Google has made it clear that it isn't a fan of Flash-based content, so it is going to start aggressively block it on the Chrome Web browser. The company has set a date of September 1, which is when Chrome will block all Flash content on a website that isn't "central to the webpage." The company had first announced the move back in June with the aim to save laptop battery life.
Starting Tuesday the company will block Flash-based content, and also pause auto-playing videos by default on non-video websites. The company had started blocking Flash content earlier this year in a beta version of Chrome. The block on Flash should significantly bolster security against malicious Flash ads while also improving the power consumption. "When you're on a webpage that runs Flash, we'll intelligently pause content (like Flash animations) that aren't central to the webpage, while keeping central content (like a video) playing without interruption. If we accidentally pause something you were interested in, you can just click it to resume playback. This update significantly reduces power consumption, allowing you to surf the Web longer before having to hunt for a power outlet."
The update will block Flash content not central to webpage by default, but if users want to enable the feature before the updated Chrome browser rolls out to them, they can go to Advanced Settings > Privacy and select Detect and run important plugin content. Once the update rolls out, the setting is enabled by default, but users can always switch back to Run all plugin content if desired.

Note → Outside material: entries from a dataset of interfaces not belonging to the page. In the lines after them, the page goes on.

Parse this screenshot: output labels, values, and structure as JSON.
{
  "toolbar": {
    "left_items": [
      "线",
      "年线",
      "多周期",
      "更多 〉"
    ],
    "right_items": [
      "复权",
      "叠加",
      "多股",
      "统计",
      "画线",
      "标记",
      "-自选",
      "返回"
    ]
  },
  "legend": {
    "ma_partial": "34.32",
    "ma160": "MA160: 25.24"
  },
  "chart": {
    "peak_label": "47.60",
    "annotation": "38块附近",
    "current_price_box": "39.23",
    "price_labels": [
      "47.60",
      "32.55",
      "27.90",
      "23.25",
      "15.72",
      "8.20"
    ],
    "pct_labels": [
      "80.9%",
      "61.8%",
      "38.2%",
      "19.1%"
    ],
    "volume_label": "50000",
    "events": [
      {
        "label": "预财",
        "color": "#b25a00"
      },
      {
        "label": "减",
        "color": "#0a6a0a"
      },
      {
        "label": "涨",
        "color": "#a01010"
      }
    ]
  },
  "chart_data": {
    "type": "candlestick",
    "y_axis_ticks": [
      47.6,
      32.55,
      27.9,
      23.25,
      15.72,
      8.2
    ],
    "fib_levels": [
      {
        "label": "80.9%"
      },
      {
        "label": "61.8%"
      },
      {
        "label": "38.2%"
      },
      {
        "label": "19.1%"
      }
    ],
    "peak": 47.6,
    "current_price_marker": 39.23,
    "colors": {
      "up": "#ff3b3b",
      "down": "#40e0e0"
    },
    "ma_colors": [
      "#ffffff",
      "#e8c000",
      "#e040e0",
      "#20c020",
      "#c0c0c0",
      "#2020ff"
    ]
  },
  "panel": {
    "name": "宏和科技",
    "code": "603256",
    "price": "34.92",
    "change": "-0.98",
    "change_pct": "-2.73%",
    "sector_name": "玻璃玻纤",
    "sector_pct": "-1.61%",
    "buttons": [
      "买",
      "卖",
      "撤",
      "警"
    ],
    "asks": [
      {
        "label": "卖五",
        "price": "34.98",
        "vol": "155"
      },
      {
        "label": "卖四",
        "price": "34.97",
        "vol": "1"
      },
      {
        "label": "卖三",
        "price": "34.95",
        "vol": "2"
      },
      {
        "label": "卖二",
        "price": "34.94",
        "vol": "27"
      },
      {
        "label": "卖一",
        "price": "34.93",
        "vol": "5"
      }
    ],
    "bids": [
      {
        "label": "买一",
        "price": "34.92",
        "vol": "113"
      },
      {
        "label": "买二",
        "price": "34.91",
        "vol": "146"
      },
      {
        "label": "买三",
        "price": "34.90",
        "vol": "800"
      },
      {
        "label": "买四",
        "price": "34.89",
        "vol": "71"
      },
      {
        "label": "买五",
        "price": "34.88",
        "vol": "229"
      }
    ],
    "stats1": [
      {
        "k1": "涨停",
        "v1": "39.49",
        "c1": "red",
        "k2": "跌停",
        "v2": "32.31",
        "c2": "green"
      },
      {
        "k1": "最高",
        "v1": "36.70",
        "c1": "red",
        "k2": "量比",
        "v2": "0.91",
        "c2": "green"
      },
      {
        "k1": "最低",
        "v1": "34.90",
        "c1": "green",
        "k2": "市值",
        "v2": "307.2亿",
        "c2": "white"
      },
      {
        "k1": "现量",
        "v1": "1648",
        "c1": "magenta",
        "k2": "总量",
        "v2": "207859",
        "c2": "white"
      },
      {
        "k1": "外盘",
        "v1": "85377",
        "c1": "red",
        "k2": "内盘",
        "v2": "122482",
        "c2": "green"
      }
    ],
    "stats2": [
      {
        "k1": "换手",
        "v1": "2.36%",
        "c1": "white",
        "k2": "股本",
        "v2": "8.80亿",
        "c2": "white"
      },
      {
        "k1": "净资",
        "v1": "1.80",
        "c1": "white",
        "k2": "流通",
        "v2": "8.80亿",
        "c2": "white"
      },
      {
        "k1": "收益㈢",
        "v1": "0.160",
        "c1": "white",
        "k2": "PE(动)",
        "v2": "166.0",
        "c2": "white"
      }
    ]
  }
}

As for the advertisers, Google is recommending they switch to HTML5 ads to seamlessly continue their respective ad businesses. The company is also offering these advertisers tools to help with the transition. Advertisers who choose to continue with Flash ads are likely to see a significant drop in the user engagements in their ads.
Adobe's Flash has become infamous for its security breaches and also resource hogging glitches. The technology has been criticised by many including late Steve Jobs (result: iPhone and iPad don't support Flash), Facebook's CSO, and Google among others in the past. Google ditched Flash over HTML5 a couple of years ago on its video portal YouTube.
Given Chrome's popularity, the latest development might just be the final nail in the coffin for Flash. Chrome is the second most popular desktop Web browser available on the Web, as per marketing research firm Net Applications.